with its affluence and newfangledness, few maintained more than slight
connections or gave much heed to such dusty institutions. Yet old culturally
established structures prevailed and ties we scarce recognized as ties
It is now some eighteen months since the fire. I still feel, we all feel, like we are
swimming in the surf and cannot come into the shore. The tidal wave has
passed, but many other waves have followed. I am now "dog paddling"
through the breakers of jealousy combined with the attack of the financial
sharks offering to "help" me invest my money. Many co-survivor's still
struggle with retrenched insurance companies over final claims. I am sad to
say those who have given up rebuilding and have instead resettled in
purchased homes seem to be faring better than those going through the
rebuilding process. Rebuilding is laden with difficulties and among those
rebuilding the exploitation common to disasters has been the highest. I have
chosen neither to rebuild nor, at this time, buy another home, a path that is
fraught with disturbing detachment. I am hoping to grasp the one evanescent
payoff the experience dangles before me. When any calamity occurs, people
experience a quick opening of a window in which they see themselves, their
lives, and the possibility for revitalization. With a long term disaster, I have
come to discover, that window opens and shuts again and again. The difficult
part is that the window also erases defenses against emotion. The good part is
the opportunities for creativity appear legion.
Susanna Hoffman is an anthropologist specializing in social structure,
symbolism, culture and personality, and is a survivor of the Oakland Hills
Firestorm. Susanna presents her unique perspective employing a research
technique known as "participant observation" in which the observer "enters

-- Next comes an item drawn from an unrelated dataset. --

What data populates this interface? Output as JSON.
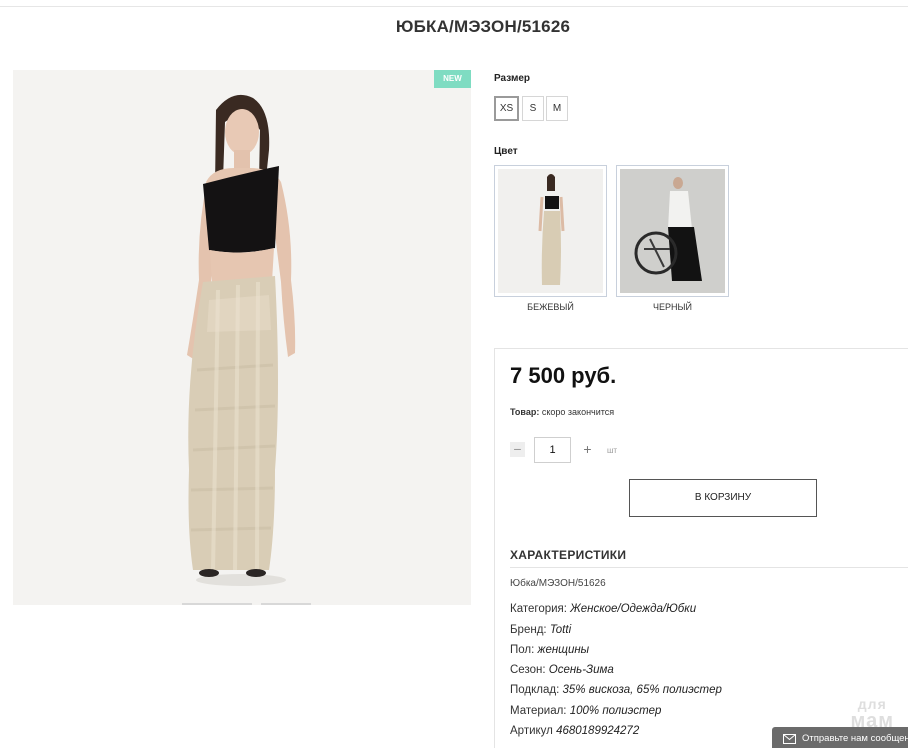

into the culture and comments from the inside." Susanna received her
doctorate from University of California at Berkeley and is a former faculty
member at University of San Francisco.